• What needs to be done:
What you return must match the records below character for character, except that no picture appears.

• Information:
######

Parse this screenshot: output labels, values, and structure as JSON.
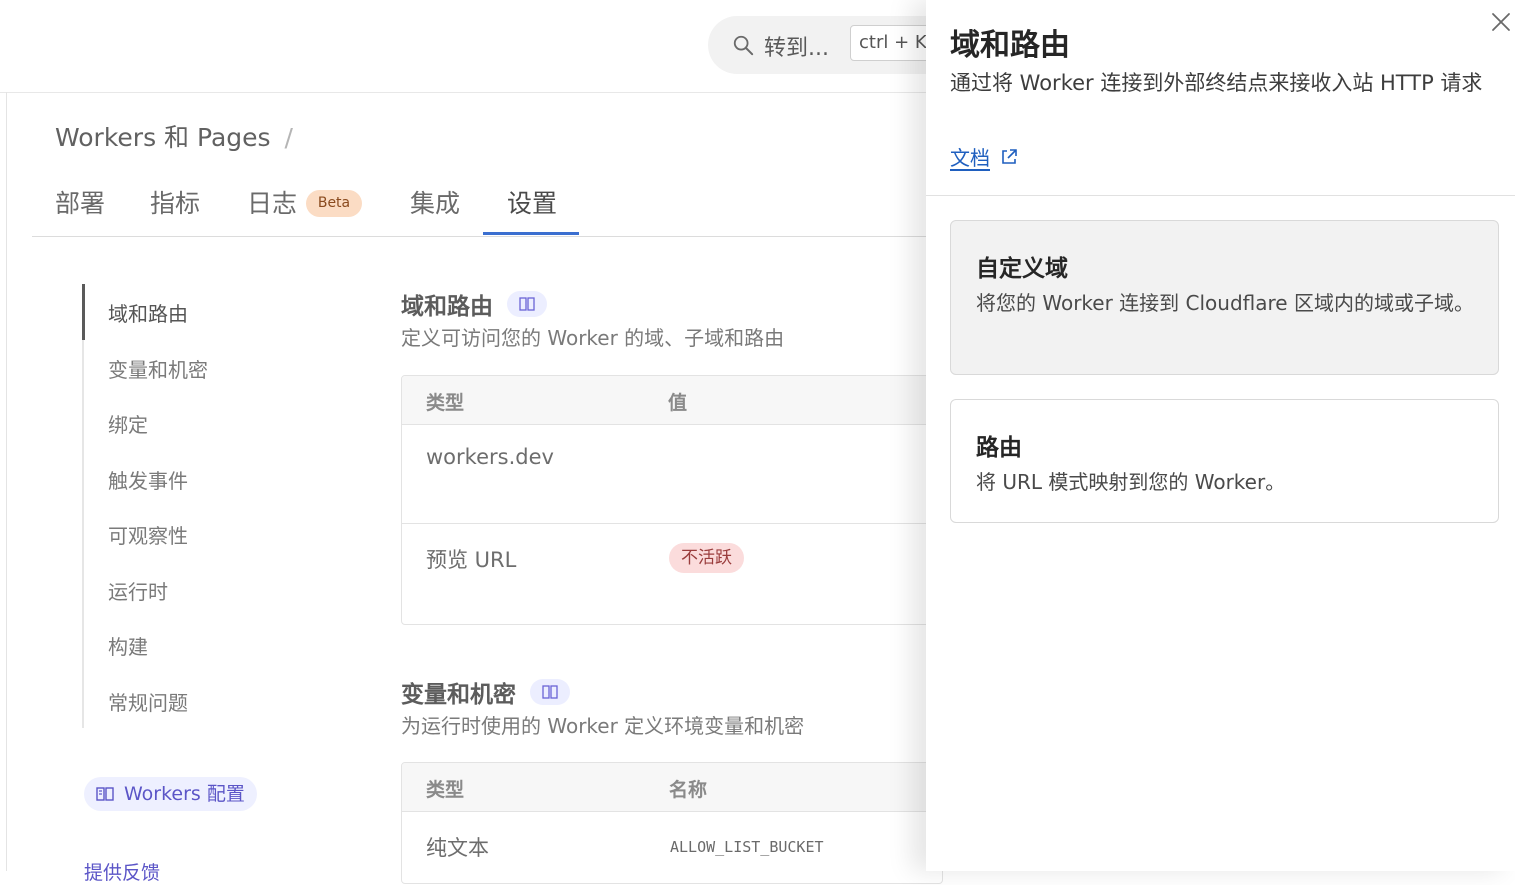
{
  "header": {
    "search_placeholder": "转到...",
    "shortcut": "ctrl + K"
  },
  "breadcrumb": {
    "item": "Workers 和 Pages",
    "separator": "/"
  },
  "tabs": [
    {
      "label": "部署"
    },
    {
      "label": "指标"
    },
    {
      "label": "日志",
      "badge": "Beta"
    },
    {
      "label": "集成"
    },
    {
      "label": "设置",
      "active": true
    }
  ],
  "sidenav": {
    "items": [
      "域和路由",
      "变量和机密",
      "绑定",
      "触发事件",
      "可观察性",
      "运行时",
      "构建",
      "常规问题"
    ],
    "active_index": 0,
    "workers_config": "Workers 配置",
    "feedback": "提供反馈"
  },
  "sections": {
    "domains": {
      "title": "域和路由",
      "desc": "定义可访问您的 Worker 的域、子域和路由",
      "columns": [
        "类型",
        "值"
      ],
      "rows": [
        {
          "type": "workers.dev",
          "value": ""
        },
        {
          "type": "预览 URL",
          "status": "不活跃"
        }
      ]
    },
    "variables": {
      "title": "变量和机密",
      "desc": "为运行时使用的 Worker 定义环境变量和机密",
      "columns": [
        "类型",
        "名称"
      ],
      "rows": [
        {
          "type": "纯文本",
          "name": "ALLOW_LIST_BUCKET"
        }
      ]
    }
  },
  "drawer": {
    "title": "域和路由",
    "desc": "通过将 Worker 连接到外部终结点来接收入站 HTTP 请求",
    "doc_link": "文档",
    "options": [
      {
        "title": "自定义域",
        "desc": "将您的 Worker 连接到 Cloudflare 区域内的域或子域。"
      },
      {
        "title": "路由",
        "desc": "将 URL 模式映射到您的 Worker。"
      }
    ]
  },
  "colors": {
    "accent": "#3b6fd0",
    "link": "#1f5fbf",
    "config_purple": "#5b55c7"
  }
}
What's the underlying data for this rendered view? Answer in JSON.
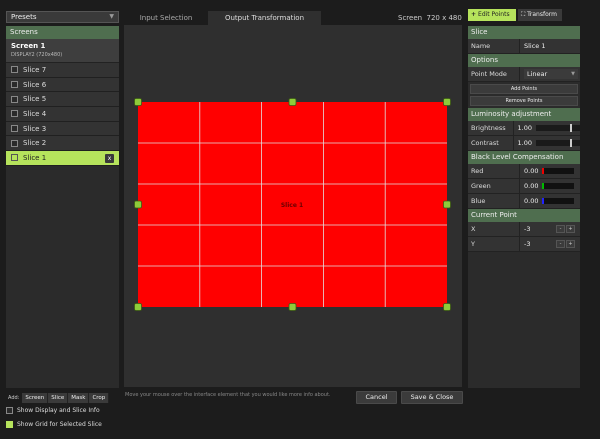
{
  "presets": {
    "label": "Presets"
  },
  "screens": {
    "header": "Screens",
    "screen_name": "Screen 1",
    "screen_sub": "DISPLAY2 (720x480)",
    "slices": [
      {
        "label": "Slice 7",
        "selected": false
      },
      {
        "label": "Slice 6",
        "selected": false
      },
      {
        "label": "Slice 5",
        "selected": false
      },
      {
        "label": "Slice 4",
        "selected": false
      },
      {
        "label": "Slice 3",
        "selected": false
      },
      {
        "label": "Slice 2",
        "selected": false
      },
      {
        "label": "Slice 1",
        "selected": true
      }
    ],
    "close_glyph": "x"
  },
  "add_bar": {
    "label": "Add:",
    "buttons": [
      "Screen",
      "Slice",
      "Mask",
      "Crop"
    ]
  },
  "options": {
    "show_display_info": "Show Display and Slice Info",
    "show_grid": "Show Grid for Selected Slice"
  },
  "tabs": {
    "input": "Input Selection",
    "output": "Output Transformation"
  },
  "screen_info": "Screen  720 x 480",
  "canvas": {
    "slice_label": "Slice 1",
    "fill_color": "#ff0000",
    "grid_color": "#e0e0e0",
    "handle_color": "#8ecb3a"
  },
  "hint": "Move your mouse over the interface element that you would like more info about.",
  "buttons": {
    "cancel": "Cancel",
    "save_close": "Save & Close"
  },
  "mode_buttons": {
    "edit_points": "Edit Points",
    "transform": "Transform"
  },
  "slice_panel": {
    "header": "Slice",
    "name_label": "Name",
    "name_value": "Slice 1",
    "options_header": "Options",
    "point_mode_label": "Point Mode",
    "point_mode_value": "Linear",
    "add_points": "Add Points",
    "remove_points": "Remove Points",
    "luminosity_header": "Luminosity adjustment",
    "brightness_label": "Brightness",
    "brightness_value": "1.00",
    "contrast_label": "Contrast",
    "contrast_value": "1.00",
    "black_level_header": "Black Level Compensation",
    "red_label": "Red",
    "red_value": "0.00",
    "green_label": "Green",
    "green_value": "0.00",
    "blue_label": "Blue",
    "blue_value": "0.00",
    "current_point_header": "Current Point",
    "x_label": "X",
    "x_value": "-3",
    "y_label": "Y",
    "y_value": "-3",
    "minus": "-",
    "plus": "+"
  }
}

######

• Response to the exercise:
Parse this screenshot: output labels, values, and structure as JSON.
{
  "header": {
    "search_placeholder": "转到...",
    "shortcut": "ctrl + K"
  },
  "breadcrumb": {
    "item": "Workers 和 Pages",
    "separator": "/"
  },
  "tabs": [
    {
      "label": "部署"
    },
    {
      "label": "指标"
    },
    {
      "label": "日志",
      "badge": "Beta"
    },
    {
      "label": "集成"
    },
    {
      "label": "设置",
      "active": true
    }
  ],
  "sidenav": {
    "items": [
      "域和路由",
      "变量和机密",
      "绑定",
      "触发事件",
      "可观察性",
      "运行时",
      "构建",
      "常规问题"
    ],
    "active_index": 0,
    "workers_config": "Workers 配置",
    "feedback": "提供反馈"
  },
  "sections": {
    "domains": {
      "title": "域和路由",
      "desc": "定义可访问您的 Worker 的域、子域和路由",
      "columns": [
        "类型",
        "值"
      ],
      "rows": [
        {
          "type": "workers.dev",
          "value": ""
        },
        {
          "type": "预览 URL",
          "status": "不活跃"
        }
      ]
    },
    "variables": {
      "title": "变量和机密",
      "desc": "为运行时使用的 Worker 定义环境变量和机密",
      "columns": [
        "类型",
        "名称"
      ],
      "rows": [
        {
          "type": "纯文本",
          "name": "ALLOW_LIST_BUCKET"
        }
      ]
    }
  },
  "drawer": {
    "title": "域和路由",
    "desc": "通过将 Worker 连接到外部终结点来接收入站 HTTP 请求",
    "doc_link": "文档",
    "options": [
      {
        "title": "自定义域",
        "desc": "将您的 Worker 连接到 Cloudflare 区域内的域或子域。"
      },
      {
        "title": "路由",
        "desc": "将 URL 模式映射到您的 Worker。"
      }
    ]
  },
  "colors": {
    "accent": "#3b6fd0",
    "link": "#1f5fbf",
    "config_purple": "#5b55c7"
  }
}
What's the underlying data for this rendered view? Answer in JSON.
{
  "presets": {
    "label": "Presets"
  },
  "screens": {
    "header": "Screens",
    "screen_name": "Screen 1",
    "screen_sub": "DISPLAY2 (720x480)",
    "slices": [
      {
        "label": "Slice 7",
        "selected": false
      },
      {
        "label": "Slice 6",
        "selected": false
      },
      {
        "label": "Slice 5",
        "selected": false
      },
      {
        "label": "Slice 4",
        "selected": false
      },
      {
        "label": "Slice 3",
        "selected": false
      },
      {
        "label": "Slice 2",
        "selected": false
      },
      {
        "label": "Slice 1",
        "selected": true
      }
    ],
    "close_glyph": "x"
  },
  "add_bar": {
    "label": "Add:",
    "buttons": [
      "Screen",
      "Slice",
      "Mask",
      "Crop"
    ]
  },
  "options": {
    "show_display_info": "Show Display and Slice Info",
    "show_grid": "Show Grid for Selected Slice"
  },
  "tabs": {
    "input": "Input Selection",
    "output": "Output Transformation"
  },
  "screen_info": "Screen  720 x 480",
  "canvas": {
    "slice_label": "Slice 1",
    "fill_color": "#ff0000",
    "grid_color": "#e0e0e0",
    "handle_color": "#8ecb3a"
  },
  "hint": "Move your mouse over the interface element that you would like more info about.",
  "buttons": {
    "cancel": "Cancel",
    "save_close": "Save & Close"
  },
  "mode_buttons": {
    "edit_points": "Edit Points",
    "transform": "Transform"
  },
  "slice_panel": {
    "header": "Slice",
    "name_label": "Name",
    "name_value": "Slice 1",
    "options_header": "Options",
    "point_mode_label": "Point Mode",
    "point_mode_value": "Linear",
    "add_points": "Add Points",
    "remove_points": "Remove Points",
    "luminosity_header": "Luminosity adjustment",
    "brightness_label": "Brightness",
    "brightness_value": "1.00",
    "contrast_label": "Contrast",
    "contrast_value": "1.00",
    "black_level_header": "Black Level Compensation",
    "red_label": "Red",
    "red_value": "0.00",
    "green_label": "Green",
    "green_value": "0.00",
    "blue_label": "Blue",
    "blue_value": "0.00",
    "current_point_header": "Current Point",
    "x_label": "X",
    "x_value": "-3",
    "y_label": "Y",
    "y_value": "-3",
    "minus": "-",
    "plus": "+"
  }
}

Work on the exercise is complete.